Chefs, are always there. Even when they are not physically there (which is rare), they are still mentally there. A chef can expect to work 70 or more hours per week and should plan on being in the restaurant from mid-morning until the last few dinners hit the window. If they have developed a name for themselves, the guest will expect to see them there. Guests have no concept of a day off or of the effort that a chef must put in. The chef started as a person who loved to cook, but in his/her current role they are a business manager. They plan menus, hire and train staff, order food and negotiate with vendors, monitor the sanitation and safety of the restaurant, help to market the image of the place, set the tone for the kitchen and ensure that the quality remains consistent, interact with guests and guest special requests, serve as the mentor for those fragile egos in the kitchen, and oftentimes serve as a fill-in person when a station is in the weeds or a cook or even dishwasher fails to show or bails. This can be exciting and fun, but trust me, it is not as glamorous as TV would have you believe.
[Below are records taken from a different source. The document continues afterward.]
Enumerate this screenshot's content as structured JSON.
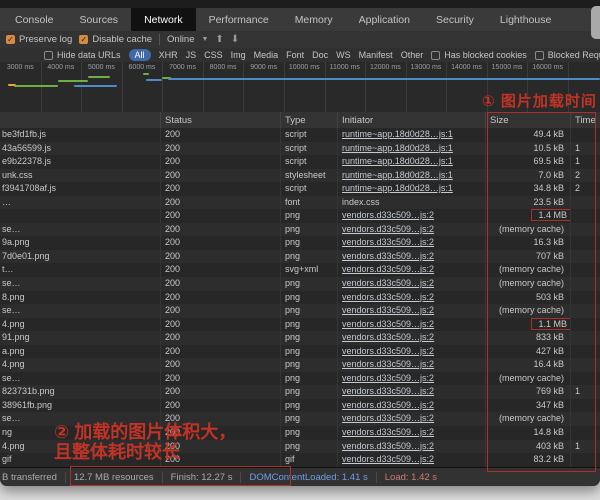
{
  "devtools": {
    "tabs": [
      "Console",
      "Sources",
      "Network",
      "Performance",
      "Memory",
      "Application",
      "Security",
      "Lighthouse"
    ],
    "selected_tab": "Network",
    "toolbar": {
      "preserve_log": "Preserve log",
      "disable_cache": "Disable cache",
      "throttling": "Online"
    },
    "filter_bar": {
      "hide_data_urls": "Hide data URLs",
      "types": [
        "All",
        "XHR",
        "JS",
        "CSS",
        "Img",
        "Media",
        "Font",
        "Doc",
        "WS",
        "Manifest",
        "Other"
      ],
      "selected_type": "All",
      "has_blocked_cookies": "Has blocked cookies",
      "blocked_requests": "Blocked Requests"
    },
    "overview_ticks": [
      "3000 ms",
      "4000 ms",
      "5000 ms",
      "6000 ms",
      "7000 ms",
      "8000 ms",
      "9000 ms",
      "10000 ms",
      "11000 ms",
      "12000 ms",
      "13000 ms",
      "14000 ms",
      "15000 ms",
      "16000 ms"
    ],
    "annotations": {
      "note1": "① 图片加载时间",
      "note2_line1": "② 加载的图片体积大，",
      "note2_line2": "且整体耗时较长",
      "color": "#c13326"
    },
    "table": {
      "headers": [
        "",
        "Status",
        "Type",
        "Initiator",
        "Size",
        "Time"
      ],
      "rows": [
        {
          "name": "be3fd1fb.js",
          "status": "200",
          "type": "script",
          "initiator": "runtime~app.18d0d28…js:1",
          "size": "49.4 kB",
          "time": ""
        },
        {
          "name": "43a56599.js",
          "status": "200",
          "type": "script",
          "initiator": "runtime~app.18d0d28…js:1",
          "size": "10.5 kB",
          "time": "1"
        },
        {
          "name": "e9b22378.js",
          "status": "200",
          "type": "script",
          "initiator": "runtime~app.18d0d28…js:1",
          "size": "69.5 kB",
          "time": "1"
        },
        {
          "name": "unk.css",
          "status": "200",
          "type": "stylesheet",
          "initiator": "runtime~app.18d0d28…js:1",
          "size": "7.0 kB",
          "time": "2"
        },
        {
          "name": "f3941708af.js",
          "status": "200",
          "type": "script",
          "initiator": "runtime~app.18d0d28…js:1",
          "size": "34.8 kB",
          "time": "2"
        },
        {
          "name": "…",
          "status": "200",
          "type": "font",
          "initiator": "index.css",
          "size": "23.5 kB",
          "time": "",
          "link": false
        },
        {
          "name": "",
          "status": "200",
          "type": "png",
          "initiator": "vendors.d33c509…js:2",
          "size": "1.4 MB",
          "time": "",
          "size_boxed": true
        },
        {
          "name": "se…",
          "status": "200",
          "type": "png",
          "initiator": "vendors.d33c509…js:2",
          "size": "(memory cache)",
          "time": ""
        },
        {
          "name": "9a.png",
          "status": "200",
          "type": "png",
          "initiator": "vendors.d33c509…js:2",
          "size": "16.3 kB",
          "time": ""
        },
        {
          "name": "7d0e01.png",
          "status": "200",
          "type": "png",
          "initiator": "vendors.d33c509…js:2",
          "size": "707 kB",
          "time": ""
        },
        {
          "name": "t…",
          "status": "200",
          "type": "svg+xml",
          "initiator": "vendors.d33c509…js:2",
          "size": "(memory cache)",
          "time": ""
        },
        {
          "name": "se…",
          "status": "200",
          "type": "png",
          "initiator": "vendors.d33c509…js:2",
          "size": "(memory cache)",
          "time": ""
        },
        {
          "name": "8.png",
          "status": "200",
          "type": "png",
          "initiator": "vendors.d33c509…js:2",
          "size": "503 kB",
          "time": ""
        },
        {
          "name": "se…",
          "status": "200",
          "type": "png",
          "initiator": "vendors.d33c509…js:2",
          "size": "(memory cache)",
          "time": ""
        },
        {
          "name": "4.png",
          "status": "200",
          "type": "png",
          "initiator": "vendors.d33c509…js:2",
          "size": "1.1 MB",
          "time": "",
          "size_boxed": true
        },
        {
          "name": "91.png",
          "status": "200",
          "type": "png",
          "initiator": "vendors.d33c509…js:2",
          "size": "833 kB",
          "time": ""
        },
        {
          "name": "a.png",
          "status": "200",
          "type": "png",
          "initiator": "vendors.d33c509…js:2",
          "size": "427 kB",
          "time": ""
        },
        {
          "name": "4.png",
          "status": "200",
          "type": "png",
          "initiator": "vendors.d33c509…js:2",
          "size": "16.4 kB",
          "time": ""
        },
        {
          "name": "se…",
          "status": "200",
          "type": "png",
          "initiator": "vendors.d33c509…js:2",
          "size": "(memory cache)",
          "time": ""
        },
        {
          "name": "823731b.png",
          "status": "200",
          "type": "png",
          "initiator": "vendors.d33c509…js:2",
          "size": "769 kB",
          "time": "1"
        },
        {
          "name": "38961fb.png",
          "status": "200",
          "type": "png",
          "initiator": "vendors.d33c509…js:2",
          "size": "347 kB",
          "time": ""
        },
        {
          "name": "se…",
          "status": "200",
          "type": "png",
          "initiator": "vendors.d33c509…js:2",
          "size": "(memory cache)",
          "time": ""
        },
        {
          "name": "ng",
          "status": "200",
          "type": "png",
          "initiator": "vendors.d33c509…js:2",
          "size": "14.8 kB",
          "time": ""
        },
        {
          "name": "4.png",
          "status": "200",
          "type": "png",
          "initiator": "vendors.d33c509…js:2",
          "size": "403 kB",
          "time": "1"
        },
        {
          "name": "gif",
          "status": "200",
          "type": "gif",
          "initiator": "vendors.d33c509…js:2",
          "size": "83.2 kB",
          "time": ""
        }
      ]
    },
    "status_bar": {
      "transferred": "B transferred",
      "resources": "12.7 MB resources",
      "finish": "Finish: 12.27 s",
      "dom_content_loaded": "DOMContentLoaded: 1.41 s",
      "load": "Load: 1.42 s"
    },
    "colors": {
      "annotation_red": "#c13326",
      "highlight_box_red": "#a83227",
      "waterfall_green": "#6fae41",
      "waterfall_blue": "#4e8cc9",
      "waterfall_orange": "#e8a33d",
      "selected_filter_blue": "#3f69a8",
      "checkbox_checked_orange": "#d78b40",
      "dcl_blue": "#6f9ee8",
      "load_red": "#cf7a72"
    }
  }
}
Servers and back waits are always on the firing line. What guests do not realize is that most service staff are paid sub-minimum wage (allowed by law) because their wages are typically supplemented by gratuities. Servers and their support are entrepreneurs who have been given the opportunity to set up shop in a restaurant. They certainly must represent the restaurant, but in essence are working solely for the guest. The guest, in turn, is expected to reward them with a gratuity that reflects the level of service provided. The vast majority of guests are nice, reasonable, polite and respectful, however, there is a smaller percentage who view service staff as subservient and fail to recognize them as people with feelings. As a chef I have spent many an hour consoling servers who have been verbally abused and offended by that 5% of guests who enjoy being abusive. People should not treat other human beings this way, but it is, unfortunately expected. To add insult to injury, some kitchens dish out the abuse to service staff making the whole experience of working the front of the house anything but enjoyable. Shame on the chef who allows this to happen.
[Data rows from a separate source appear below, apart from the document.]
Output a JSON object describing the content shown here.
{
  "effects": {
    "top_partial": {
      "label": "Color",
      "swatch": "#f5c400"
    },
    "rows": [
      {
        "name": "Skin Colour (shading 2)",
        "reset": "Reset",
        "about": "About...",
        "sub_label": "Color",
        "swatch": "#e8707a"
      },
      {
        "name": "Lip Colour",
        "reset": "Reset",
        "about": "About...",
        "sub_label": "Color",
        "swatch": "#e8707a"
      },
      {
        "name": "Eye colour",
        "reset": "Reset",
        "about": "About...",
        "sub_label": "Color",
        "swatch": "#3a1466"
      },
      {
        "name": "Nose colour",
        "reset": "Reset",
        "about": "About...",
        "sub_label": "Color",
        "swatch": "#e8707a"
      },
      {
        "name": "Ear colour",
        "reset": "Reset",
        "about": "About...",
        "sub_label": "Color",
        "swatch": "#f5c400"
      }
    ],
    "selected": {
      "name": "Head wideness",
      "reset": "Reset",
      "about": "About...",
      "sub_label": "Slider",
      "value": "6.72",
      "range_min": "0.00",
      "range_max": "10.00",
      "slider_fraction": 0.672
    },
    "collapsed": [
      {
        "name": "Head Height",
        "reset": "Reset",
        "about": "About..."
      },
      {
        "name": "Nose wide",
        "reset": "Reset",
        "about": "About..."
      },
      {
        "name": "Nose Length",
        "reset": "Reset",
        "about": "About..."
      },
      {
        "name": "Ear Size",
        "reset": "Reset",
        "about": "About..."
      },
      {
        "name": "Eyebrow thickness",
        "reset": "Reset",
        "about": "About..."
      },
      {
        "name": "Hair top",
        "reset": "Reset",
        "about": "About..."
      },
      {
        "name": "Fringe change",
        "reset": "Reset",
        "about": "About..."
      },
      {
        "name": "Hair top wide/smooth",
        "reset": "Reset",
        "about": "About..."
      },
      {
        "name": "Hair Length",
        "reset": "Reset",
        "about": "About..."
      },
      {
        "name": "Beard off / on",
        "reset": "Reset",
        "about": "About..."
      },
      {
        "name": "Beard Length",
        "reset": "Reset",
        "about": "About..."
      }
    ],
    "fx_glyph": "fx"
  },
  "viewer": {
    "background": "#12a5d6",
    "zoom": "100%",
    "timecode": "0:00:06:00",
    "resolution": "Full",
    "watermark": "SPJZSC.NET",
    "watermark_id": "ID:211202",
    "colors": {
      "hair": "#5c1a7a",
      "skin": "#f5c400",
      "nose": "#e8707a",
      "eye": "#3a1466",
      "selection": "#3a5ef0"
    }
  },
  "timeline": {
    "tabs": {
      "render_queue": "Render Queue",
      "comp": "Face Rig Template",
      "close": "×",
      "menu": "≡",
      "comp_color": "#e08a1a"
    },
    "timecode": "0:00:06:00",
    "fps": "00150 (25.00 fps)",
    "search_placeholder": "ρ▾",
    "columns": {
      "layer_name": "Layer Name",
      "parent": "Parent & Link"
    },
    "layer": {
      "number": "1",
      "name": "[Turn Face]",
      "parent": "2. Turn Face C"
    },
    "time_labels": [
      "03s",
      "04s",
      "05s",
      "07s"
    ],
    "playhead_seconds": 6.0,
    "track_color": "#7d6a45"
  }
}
Managers, like chefs, are married to the restaurant. They have the same responsibilities in the front as chefs do in the back with the added pressure of financial management. True the chef is responsible for food and labor cost, but the manager is ultimately responsible to keep the restaurant afloat. What guests do not realize is that the average restaurant only makes a net profit of about 5% if they do everything right. Many restaurants simply hope that cash flow is positive and ignore the fact that eventually the bills will catch up. Running a restaurant is very difficult and very expensive. Guests are fickle and rarely as loyal as you would like them to be, so the manager must always be on his/her toes. Just as the chef is responsible for the temperament and vibe in the kitchen, the manager must be on stage and insure that whatever may be going wrong is not evident to the guest.
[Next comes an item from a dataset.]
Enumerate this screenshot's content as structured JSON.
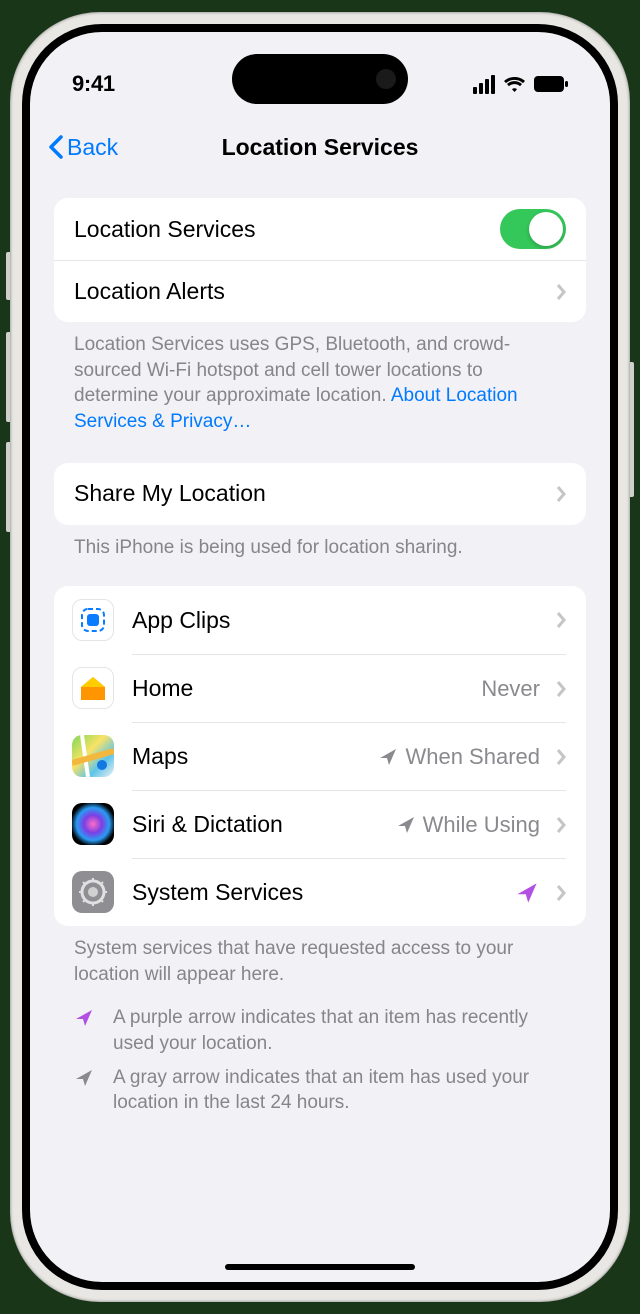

The picture of screaming and yawning feet at the beginning of this article was a vivid symbol of the cycle of life in a kitchen. Restaurant people are always on the edge and one never knows how today will turn out. All this being said, I love this business as do many of my dearest friends and associates. My hat goes off to all who call restaurants their home on this day.
Happy Labor Day!